It should be noted that any time an array of pointers to audio data is passed, the channel order currently only has meaning for stereo streams. Channel 0 corresponds to the left channel and channel 1 corresponds to the right channel.


For programs that write their own metadata, but that do not know the actual metadata until after encoding, it is advantageous to instruct the encoder to write a PADDING block of the correct size, so that instead of rewriting the whole stream after encoding, the program can just overwrite the PADDING block. If only the maximum size of the metadata is known, the program can write a slightly larger padding block, then split it after encoding.

Make sure you understand how lengths are calculated. All FLAC metadata blocks have a 4 byte header which contains the type and length. This length does not include the 4 bytes of the header. See the format page for the specification of metadata blocks and their lengths.


libFLAC++ is a C++ object wrapper around libFLAC. It provides classed for the encoders and decoders as well as the metadata interface.

The documentation for libFLAC++ is currently being rewritten. As a wrapper it is actually quite simple. The method names and semantics generally follow those in the C layer and comments in the header files specify where there are differences.

known bugs

Bug tracking is done on the Sourceforge project page here. If you submit a bug, make sure and provide an email contact or use the Monitor feature.

The following are major known bugs in the current (1.0.3) release:

  • The Winamp2 plugin has a bug where it shows a dialog "ERROR: invalid/missing FLAC metadata" for any .flac file. This has been fixed; you can download the plugin here. The fixed source code is in CVS.


Monkey's Audio comes with a nice GUI that many people are familiar with. It supports some external encoders, but not FLAC. However, the FLAC Windows distribution comes with a utility that allows you to replace one the of the supported lossless external codecs with FLAC. Here's how:

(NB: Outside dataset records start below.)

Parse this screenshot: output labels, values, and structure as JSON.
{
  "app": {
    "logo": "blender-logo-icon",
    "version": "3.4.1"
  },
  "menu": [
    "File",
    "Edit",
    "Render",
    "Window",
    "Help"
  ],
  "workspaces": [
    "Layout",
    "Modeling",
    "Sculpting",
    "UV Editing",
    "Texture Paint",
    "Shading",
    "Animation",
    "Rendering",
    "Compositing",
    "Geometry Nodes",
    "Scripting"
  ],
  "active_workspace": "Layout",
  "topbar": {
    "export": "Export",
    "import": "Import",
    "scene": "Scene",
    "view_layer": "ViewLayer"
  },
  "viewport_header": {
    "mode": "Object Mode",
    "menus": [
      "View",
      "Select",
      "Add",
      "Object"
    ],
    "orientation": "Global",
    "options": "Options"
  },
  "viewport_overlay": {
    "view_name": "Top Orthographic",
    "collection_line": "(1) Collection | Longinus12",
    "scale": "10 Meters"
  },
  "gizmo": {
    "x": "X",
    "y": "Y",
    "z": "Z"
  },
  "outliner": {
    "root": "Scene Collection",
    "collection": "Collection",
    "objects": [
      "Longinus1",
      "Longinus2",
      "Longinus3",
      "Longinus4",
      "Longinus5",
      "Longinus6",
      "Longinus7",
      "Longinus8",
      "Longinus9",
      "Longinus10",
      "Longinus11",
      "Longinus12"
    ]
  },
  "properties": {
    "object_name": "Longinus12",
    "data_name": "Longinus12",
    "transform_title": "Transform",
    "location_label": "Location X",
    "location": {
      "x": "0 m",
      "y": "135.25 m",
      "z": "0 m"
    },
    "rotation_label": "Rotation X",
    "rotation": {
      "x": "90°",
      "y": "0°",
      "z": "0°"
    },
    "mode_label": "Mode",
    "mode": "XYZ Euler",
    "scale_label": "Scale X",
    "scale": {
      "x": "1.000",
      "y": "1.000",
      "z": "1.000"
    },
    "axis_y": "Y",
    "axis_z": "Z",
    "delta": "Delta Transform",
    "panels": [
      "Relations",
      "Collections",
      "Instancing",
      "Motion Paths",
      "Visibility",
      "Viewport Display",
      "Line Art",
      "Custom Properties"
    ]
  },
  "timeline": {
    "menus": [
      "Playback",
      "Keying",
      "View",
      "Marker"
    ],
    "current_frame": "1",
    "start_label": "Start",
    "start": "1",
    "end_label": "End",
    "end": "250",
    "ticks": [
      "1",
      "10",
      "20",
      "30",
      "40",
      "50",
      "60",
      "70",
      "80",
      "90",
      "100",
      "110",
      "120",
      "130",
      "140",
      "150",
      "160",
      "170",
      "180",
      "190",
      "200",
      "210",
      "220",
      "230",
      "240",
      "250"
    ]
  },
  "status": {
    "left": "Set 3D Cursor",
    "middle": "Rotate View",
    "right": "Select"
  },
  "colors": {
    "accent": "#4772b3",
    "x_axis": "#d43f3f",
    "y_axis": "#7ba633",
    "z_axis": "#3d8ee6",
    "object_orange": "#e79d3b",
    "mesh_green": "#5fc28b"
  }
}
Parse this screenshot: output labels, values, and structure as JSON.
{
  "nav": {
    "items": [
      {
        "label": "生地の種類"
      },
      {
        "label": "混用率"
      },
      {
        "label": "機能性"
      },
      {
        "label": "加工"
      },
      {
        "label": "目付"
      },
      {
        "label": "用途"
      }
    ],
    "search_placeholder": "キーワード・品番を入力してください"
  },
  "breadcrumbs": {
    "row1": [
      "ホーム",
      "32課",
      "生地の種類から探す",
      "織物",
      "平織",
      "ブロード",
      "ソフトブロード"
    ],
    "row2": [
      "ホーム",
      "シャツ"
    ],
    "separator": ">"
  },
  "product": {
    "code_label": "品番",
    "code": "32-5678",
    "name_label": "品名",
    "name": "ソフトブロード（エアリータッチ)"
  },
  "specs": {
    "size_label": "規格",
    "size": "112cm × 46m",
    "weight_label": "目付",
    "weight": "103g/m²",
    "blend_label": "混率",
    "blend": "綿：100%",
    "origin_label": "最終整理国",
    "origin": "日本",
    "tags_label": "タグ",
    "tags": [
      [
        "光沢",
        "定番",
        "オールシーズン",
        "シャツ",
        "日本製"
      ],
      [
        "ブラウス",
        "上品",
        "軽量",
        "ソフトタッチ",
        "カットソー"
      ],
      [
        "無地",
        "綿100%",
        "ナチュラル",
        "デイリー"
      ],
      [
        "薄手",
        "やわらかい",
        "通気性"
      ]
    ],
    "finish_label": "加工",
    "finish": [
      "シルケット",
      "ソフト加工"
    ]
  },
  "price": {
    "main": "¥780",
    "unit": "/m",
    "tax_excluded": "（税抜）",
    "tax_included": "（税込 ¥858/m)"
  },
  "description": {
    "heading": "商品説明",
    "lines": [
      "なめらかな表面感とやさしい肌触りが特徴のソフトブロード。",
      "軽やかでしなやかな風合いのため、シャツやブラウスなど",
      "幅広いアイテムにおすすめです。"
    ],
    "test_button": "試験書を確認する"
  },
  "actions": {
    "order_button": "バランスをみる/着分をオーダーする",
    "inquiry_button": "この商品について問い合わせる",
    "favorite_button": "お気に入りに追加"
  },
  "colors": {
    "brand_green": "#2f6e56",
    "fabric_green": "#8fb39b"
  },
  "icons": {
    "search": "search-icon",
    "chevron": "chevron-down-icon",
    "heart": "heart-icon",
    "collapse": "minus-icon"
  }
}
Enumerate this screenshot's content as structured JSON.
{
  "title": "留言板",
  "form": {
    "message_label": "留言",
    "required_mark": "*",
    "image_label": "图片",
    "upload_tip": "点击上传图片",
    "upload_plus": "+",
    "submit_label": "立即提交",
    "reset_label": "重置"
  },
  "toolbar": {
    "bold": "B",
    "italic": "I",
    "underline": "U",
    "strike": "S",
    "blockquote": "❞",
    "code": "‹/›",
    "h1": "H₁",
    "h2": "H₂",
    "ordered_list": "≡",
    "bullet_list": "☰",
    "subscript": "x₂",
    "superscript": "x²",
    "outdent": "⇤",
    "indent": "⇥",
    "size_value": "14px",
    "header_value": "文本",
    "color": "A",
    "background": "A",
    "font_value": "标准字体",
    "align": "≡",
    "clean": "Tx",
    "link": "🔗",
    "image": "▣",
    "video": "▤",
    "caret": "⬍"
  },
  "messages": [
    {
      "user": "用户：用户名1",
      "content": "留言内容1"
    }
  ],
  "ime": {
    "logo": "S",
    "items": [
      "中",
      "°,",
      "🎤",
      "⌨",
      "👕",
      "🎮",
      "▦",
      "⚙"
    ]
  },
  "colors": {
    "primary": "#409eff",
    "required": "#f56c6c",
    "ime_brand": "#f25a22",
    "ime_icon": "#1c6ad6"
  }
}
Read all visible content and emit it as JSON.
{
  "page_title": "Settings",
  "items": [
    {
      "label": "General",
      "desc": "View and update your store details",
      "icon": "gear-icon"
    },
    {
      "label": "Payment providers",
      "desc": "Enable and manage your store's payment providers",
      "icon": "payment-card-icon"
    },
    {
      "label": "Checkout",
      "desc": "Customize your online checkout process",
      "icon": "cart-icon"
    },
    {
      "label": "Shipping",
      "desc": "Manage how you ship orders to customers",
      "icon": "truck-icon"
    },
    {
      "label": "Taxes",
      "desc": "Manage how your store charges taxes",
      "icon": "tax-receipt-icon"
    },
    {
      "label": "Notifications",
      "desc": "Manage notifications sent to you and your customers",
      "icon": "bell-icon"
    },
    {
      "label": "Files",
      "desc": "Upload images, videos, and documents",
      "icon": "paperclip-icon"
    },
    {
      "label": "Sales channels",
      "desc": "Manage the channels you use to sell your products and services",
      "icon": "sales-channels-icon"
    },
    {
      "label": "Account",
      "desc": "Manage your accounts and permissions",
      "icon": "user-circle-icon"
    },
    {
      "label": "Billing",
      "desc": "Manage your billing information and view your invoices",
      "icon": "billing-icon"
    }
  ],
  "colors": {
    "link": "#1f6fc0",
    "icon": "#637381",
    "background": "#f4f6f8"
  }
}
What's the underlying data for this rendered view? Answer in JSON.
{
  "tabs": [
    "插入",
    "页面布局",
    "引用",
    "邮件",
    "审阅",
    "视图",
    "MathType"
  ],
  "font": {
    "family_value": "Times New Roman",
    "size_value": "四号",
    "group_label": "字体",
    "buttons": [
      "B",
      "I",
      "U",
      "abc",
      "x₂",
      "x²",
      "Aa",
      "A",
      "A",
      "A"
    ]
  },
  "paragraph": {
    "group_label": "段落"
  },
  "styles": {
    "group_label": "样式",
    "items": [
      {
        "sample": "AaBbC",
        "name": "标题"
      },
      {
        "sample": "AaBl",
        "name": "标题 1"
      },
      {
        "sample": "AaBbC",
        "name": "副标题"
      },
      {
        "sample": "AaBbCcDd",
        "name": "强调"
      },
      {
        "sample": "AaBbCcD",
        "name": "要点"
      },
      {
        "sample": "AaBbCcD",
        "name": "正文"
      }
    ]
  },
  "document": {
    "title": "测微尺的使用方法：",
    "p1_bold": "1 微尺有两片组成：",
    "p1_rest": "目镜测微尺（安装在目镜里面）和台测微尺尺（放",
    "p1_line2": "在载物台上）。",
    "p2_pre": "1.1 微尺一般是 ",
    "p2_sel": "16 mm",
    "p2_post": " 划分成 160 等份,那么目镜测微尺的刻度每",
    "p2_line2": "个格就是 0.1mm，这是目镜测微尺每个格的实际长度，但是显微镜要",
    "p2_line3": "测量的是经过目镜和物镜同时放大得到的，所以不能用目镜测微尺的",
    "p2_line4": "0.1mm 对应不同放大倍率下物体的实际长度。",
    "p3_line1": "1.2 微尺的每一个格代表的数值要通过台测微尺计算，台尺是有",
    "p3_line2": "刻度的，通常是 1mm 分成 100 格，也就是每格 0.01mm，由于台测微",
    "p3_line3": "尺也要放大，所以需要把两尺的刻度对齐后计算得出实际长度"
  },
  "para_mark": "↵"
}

  • Copy flac.exe and flac_ren.exe to the External/ directory of the Monkey's Audio installation.
  • Choose a supported encoder to replace:
    • Shorten - copy flac_mac.exe on top of External/shortn32.exe
    • WavPack - copy flac_mac.exe on top of both External/wavpack.exe and External/wvunpack.exe
    • RKAU - copy flac_mac.exe on top of External/rkau.exe
    If you choose WavPack you will also be able to use the WavPack Configuration menu to add flac options.
  • Now you can encode FLAC files as if you were using the replaced encoder. The renamed flac_mac.exe utility will call flac.exe and afterwards, flac_ren.exe will rename the resulting file to have the .flac extension.

Other front-ends may be wedged in the same way; if you have one in mind, post it to the flac-dev mailing list.

 Copyright (c) 2000,2001,2002 Josh Coalson